Bisson Lab in the news for non-GMO sulfurless yeast
Dr. Bisson using that expert nose
A winemaking yeast strain invented by a UC Davis researcher that removes the sulfur odor in wines has been patented and is undergoing development and marketing around the world and locally.
The non-genetically modified yeast was developed by Linda Bisson of the UCD department of viticulture and enology and is being marketed in partnership with Vancouver-based Renaissance BioScience Corp.
Local winemakers have heard of the new yeast and could be using the strain to make wine as early as this summer’s harvest, and some larger winemakers already have begun to use the new yeast in blends.
The yeast strain, used in fermentation to make wine, was bred through traditional methods to select for a new yeast that produces less hydrogen sulfide, which has an undesirable rotten egg smell, Bisson said. Even at low levels, hydrogen sulfide can mute the desired fruit characteristics of wines.
Taken under 100x phase contrast
From UC Davis Viticulture and Enology Wine Yeast and Bacteria Collection: http://wineserver.ucdavis.edu/content.php?category=Research&id=367
For more photos see http://enologyaccess.org/
Taken under 100x DIC (Differential Interference Contrast)
From the Wine Yeast and Bacteria Collection: http://wineserver.ucdavis.edu/content.php?category=Research&id=367

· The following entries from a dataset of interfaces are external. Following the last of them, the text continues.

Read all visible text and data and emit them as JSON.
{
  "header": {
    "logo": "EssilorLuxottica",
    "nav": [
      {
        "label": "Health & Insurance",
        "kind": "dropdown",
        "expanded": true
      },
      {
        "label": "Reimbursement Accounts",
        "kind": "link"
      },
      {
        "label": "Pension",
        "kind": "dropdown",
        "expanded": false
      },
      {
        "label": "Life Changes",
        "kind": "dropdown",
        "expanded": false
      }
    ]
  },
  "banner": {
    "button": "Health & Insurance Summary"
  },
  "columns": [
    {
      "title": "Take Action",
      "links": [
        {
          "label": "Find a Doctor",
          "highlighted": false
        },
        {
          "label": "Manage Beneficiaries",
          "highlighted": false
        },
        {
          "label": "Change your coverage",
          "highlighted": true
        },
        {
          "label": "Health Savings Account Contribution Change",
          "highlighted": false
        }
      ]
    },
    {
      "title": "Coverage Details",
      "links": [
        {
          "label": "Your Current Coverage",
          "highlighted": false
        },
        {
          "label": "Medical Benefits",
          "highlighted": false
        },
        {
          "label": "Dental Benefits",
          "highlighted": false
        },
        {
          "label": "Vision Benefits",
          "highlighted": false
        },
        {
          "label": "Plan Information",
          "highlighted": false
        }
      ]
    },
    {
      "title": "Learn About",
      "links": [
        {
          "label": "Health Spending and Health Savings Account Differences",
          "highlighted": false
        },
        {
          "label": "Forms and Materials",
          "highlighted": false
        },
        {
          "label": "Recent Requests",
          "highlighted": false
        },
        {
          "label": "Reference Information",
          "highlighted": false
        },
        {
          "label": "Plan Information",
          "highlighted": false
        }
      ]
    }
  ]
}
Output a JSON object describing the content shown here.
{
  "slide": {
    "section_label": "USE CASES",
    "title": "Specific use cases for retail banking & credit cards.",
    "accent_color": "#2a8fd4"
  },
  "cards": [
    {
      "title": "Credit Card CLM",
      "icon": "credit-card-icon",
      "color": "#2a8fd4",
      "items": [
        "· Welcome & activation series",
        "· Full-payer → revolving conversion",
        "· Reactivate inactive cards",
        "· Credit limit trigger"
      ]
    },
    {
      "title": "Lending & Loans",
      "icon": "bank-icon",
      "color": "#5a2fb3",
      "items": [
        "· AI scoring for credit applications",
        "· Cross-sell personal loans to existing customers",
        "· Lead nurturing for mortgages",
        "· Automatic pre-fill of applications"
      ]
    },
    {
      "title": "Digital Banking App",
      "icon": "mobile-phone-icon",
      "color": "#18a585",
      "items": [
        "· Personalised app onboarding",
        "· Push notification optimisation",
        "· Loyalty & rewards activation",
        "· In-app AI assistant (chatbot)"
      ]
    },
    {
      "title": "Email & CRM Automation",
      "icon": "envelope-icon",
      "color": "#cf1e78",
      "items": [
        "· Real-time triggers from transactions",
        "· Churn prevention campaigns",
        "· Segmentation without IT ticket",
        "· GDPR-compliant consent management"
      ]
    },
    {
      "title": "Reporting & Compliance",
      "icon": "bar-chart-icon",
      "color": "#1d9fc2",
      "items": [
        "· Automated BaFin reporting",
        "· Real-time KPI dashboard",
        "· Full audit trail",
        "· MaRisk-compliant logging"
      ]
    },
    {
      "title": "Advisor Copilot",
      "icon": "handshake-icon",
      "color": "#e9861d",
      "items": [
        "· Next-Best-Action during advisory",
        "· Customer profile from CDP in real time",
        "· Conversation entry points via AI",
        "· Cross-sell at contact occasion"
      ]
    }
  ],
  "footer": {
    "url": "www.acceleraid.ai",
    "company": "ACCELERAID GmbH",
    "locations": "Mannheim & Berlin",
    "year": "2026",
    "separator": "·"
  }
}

See more photos at http://enologyaccess.org/
Saccharomyces cerevisiae in media
Taken under 100 x (oil) objective during log phase growth. Courtesy of the UC Davis Wine Yeast and Bacteria collection
To see more photos go to http://enologyaccess.org/
From Discover Magazine By Veronique Greenwood
Yeasts are handy little critters: they help produce the alcohol that make wine and beer so deliciously intoxicating. But how they manage to show up on grapes in vineyards year after year, despite freezing winters when there is little for them to eat, is a bit of a mystery. Scientists thought birds could be keeping the yeasts in their guts through the winter, then sprinkling them (ahem) through vineyards in the spring, but turned out the microorganisms couldn’t survive that long in birds.
Now, scientists have identified a much more promising Florida timeshare of a gut: that of the social wasp. Social wasps feed on vineyard grapes, and their queens do survive the winter, emerging from hibernation to found new colonies in the spring. Italian researchers checked the gut microbes of 61 social wasps collected in Tuscany and other wine regions and found that there were scads of yeasts there, 393 strains to be exact. The wasps carried some yeasts that are similar to those found in the area’s wines, suggesting that they may indeed be a significant year-round reservoir of the microorganisms.
Italian wine owes some of its character to local yeasts, scientists have reported before, and this study lends credence to the idea that it’s not possible to separate conservation of local ecosystems and artisanal food production.
While this is certainly an intriguing idea, Saccharomyces cerevisiae can be pretty hardy little buggers on their own without needed to take shelter in the guts of insects. When presented with less than optimal growth conditions yeasts can revert into a semi quiescent survival mode where they build up stores of glycogen and trehalose to strengthen their membranes. Or given really unfavorable conditions yeasts can sporulate and create spores that can easily tolerate a wide range of environmental stresses.